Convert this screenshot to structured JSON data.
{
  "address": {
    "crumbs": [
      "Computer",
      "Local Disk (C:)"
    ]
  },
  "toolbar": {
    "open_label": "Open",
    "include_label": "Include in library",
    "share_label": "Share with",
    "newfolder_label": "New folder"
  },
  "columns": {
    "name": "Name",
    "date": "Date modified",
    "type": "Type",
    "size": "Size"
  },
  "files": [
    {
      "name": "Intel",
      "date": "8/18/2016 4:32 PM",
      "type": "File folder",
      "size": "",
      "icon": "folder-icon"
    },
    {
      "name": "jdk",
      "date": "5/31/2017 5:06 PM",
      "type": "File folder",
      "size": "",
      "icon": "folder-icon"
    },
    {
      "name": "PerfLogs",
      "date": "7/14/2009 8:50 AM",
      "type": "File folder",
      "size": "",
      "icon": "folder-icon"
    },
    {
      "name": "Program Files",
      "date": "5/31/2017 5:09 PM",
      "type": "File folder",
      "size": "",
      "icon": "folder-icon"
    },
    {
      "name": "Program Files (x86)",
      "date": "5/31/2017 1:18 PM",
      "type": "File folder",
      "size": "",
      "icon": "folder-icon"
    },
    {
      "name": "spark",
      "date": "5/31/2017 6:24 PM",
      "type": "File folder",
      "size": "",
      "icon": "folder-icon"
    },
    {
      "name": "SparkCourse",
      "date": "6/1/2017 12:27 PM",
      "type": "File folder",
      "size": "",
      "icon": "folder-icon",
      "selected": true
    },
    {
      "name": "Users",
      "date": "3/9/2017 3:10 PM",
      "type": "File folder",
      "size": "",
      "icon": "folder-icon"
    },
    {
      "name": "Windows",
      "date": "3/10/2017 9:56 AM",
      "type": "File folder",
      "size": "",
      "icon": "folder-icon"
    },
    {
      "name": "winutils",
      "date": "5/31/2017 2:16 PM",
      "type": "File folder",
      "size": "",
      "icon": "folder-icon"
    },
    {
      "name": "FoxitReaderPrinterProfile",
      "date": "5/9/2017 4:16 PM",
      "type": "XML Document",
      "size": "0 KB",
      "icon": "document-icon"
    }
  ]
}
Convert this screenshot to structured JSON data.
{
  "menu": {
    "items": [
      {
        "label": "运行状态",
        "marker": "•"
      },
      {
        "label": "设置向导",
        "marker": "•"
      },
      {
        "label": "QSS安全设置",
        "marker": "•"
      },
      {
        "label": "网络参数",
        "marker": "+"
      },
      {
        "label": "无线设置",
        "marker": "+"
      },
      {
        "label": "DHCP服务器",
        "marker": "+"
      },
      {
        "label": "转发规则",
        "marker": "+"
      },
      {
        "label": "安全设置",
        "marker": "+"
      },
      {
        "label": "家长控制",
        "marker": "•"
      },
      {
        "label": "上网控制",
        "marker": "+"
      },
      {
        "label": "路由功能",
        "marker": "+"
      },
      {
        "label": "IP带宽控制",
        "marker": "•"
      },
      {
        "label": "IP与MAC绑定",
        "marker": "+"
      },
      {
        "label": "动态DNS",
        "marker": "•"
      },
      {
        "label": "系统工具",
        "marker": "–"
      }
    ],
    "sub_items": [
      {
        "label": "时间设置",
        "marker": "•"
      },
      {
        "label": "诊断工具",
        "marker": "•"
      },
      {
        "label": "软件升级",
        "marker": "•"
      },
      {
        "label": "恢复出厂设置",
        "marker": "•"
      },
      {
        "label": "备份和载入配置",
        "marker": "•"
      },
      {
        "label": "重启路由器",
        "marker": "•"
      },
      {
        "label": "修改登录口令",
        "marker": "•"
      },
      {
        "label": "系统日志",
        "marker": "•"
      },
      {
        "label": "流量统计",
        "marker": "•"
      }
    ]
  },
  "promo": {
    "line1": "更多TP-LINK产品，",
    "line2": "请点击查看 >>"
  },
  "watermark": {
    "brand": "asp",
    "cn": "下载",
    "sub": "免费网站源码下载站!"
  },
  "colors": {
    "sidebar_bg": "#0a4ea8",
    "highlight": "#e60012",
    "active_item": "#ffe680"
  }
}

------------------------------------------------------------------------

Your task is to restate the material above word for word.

### [Task solution]
Convert this screenshot to structured JSON data.
{
  "address": {
    "crumbs": [
      "Computer",
      "Local Disk (C:)"
    ]
  },
  "toolbar": {
    "open_label": "Open",
    "include_label": "Include in library",
    "share_label": "Share with",
    "newfolder_label": "New folder"
  },
  "columns": {
    "name": "Name",
    "date": "Date modified",
    "type": "Type",
    "size": "Size"
  },
  "files": [
    {
      "name": "Intel",
      "date": "8/18/2016 4:32 PM",
      "type": "File folder",
      "size": "",
      "icon": "folder-icon"
    },
    {
      "name": "jdk",
      "date": "5/31/2017 5:06 PM",
      "type": "File folder",
      "size": "",
      "icon": "folder-icon"
    },
    {
      "name": "PerfLogs",
      "date": "7/14/2009 8:50 AM",
      "type": "File folder",
      "size": "",
      "icon": "folder-icon"
    },
    {
      "name": "Program Files",
      "date": "5/31/2017 5:09 PM",
      "type": "File folder",
      "size": "",
      "icon": "folder-icon"
    },
    {
      "name": "Program Files (x86)",
      "date": "5/31/2017 1:18 PM",
      "type": "File folder",
      "size": "",
      "icon": "folder-icon"
    },
    {
      "name": "spark",
      "date": "5/31/2017 6:24 PM",
      "type": "File folder",
      "size": "",
      "icon": "folder-icon"
    },
    {
      "name": "SparkCourse",
      "date": "6/1/2017 12:27 PM",
      "type": "File folder",
      "size": "",
      "icon": "folder-icon",
      "selected": true
    },
    {
      "name": "Users",
      "date": "3/9/2017 3:10 PM",
      "type": "File folder",
      "size": "",
      "icon": "folder-icon"
    },
    {
      "name": "Windows",
      "date": "3/10/2017 9:56 AM",
      "type": "File folder",
      "size": "",
      "icon": "folder-icon"
    },
    {
      "name": "winutils",
      "date": "5/31/2017 2:16 PM",
      "type": "File folder",
      "size": "",
      "icon": "folder-icon"
    },
    {
      "name": "FoxitReaderPrinterProfile",
      "date": "5/9/2017 4:16 PM",
      "type": "XML Document",
      "size": "0 KB",
      "icon": "document-icon"
    }
  ]
}
Convert this screenshot to structured JSON data.
{
  "menu": {
    "items": [
      {
        "label": "运行状态",
        "marker": "•"
      },
      {
        "label": "设置向导",
        "marker": "•"
      },
      {
        "label": "QSS安全设置",
        "marker": "•"
      },
      {
        "label": "网络参数",
        "marker": "+"
      },
      {
        "label": "无线设置",
        "marker": "+"
      },
      {
        "label": "DHCP服务器",
        "marker": "+"
      },
      {
        "label": "转发规则",
        "marker": "+"
      },
      {
        "label": "安全设置",
        "marker": "+"
      },
      {
        "label": "家长控制",
        "marker": "•"
      },
      {
        "label": "上网控制",
        "marker": "+"
      },
      {
        "label": "路由功能",
        "marker": "+"
      },
      {
        "label": "IP带宽控制",
        "marker": "•"
      },
      {
        "label": "IP与MAC绑定",
        "marker": "+"
      },
      {
        "label": "动态DNS",
        "marker": "•"
      },
      {
        "label": "系统工具",
        "marker": "–"
      }
    ],
    "sub_items": [
      {
        "label": "时间设置",
        "marker": "•"
      },
      {
        "label": "诊断工具",
        "marker": "•"
      },
      {
        "label": "软件升级",
        "marker": "•"
      },
      {
        "label": "恢复出厂设置",
        "marker": "•"
      },
      {
        "label": "备份和载入配置",
        "marker": "•"
      },
      {
        "label": "重启路由器",
        "marker": "•"
      },
      {
        "label": "修改登录口令",
        "marker": "•"
      },
      {
        "label": "系统日志",
        "marker": "•"
      },
      {
        "label": "流量统计",
        "marker": "•"
      }
    ]
  },
  "promo": {
    "line1": "更多TP-LINK产品，",
    "line2": "请点击查看 >>"
  },
  "watermark": {
    "brand": "asp",
    "cn": "下载",
    "sub": "免费网站源码下载站!"
  },
  "colors": {
    "sidebar_bg": "#0a4ea8",
    "highlight": "#e60012",
    "active_item": "#ffe680"
  }
}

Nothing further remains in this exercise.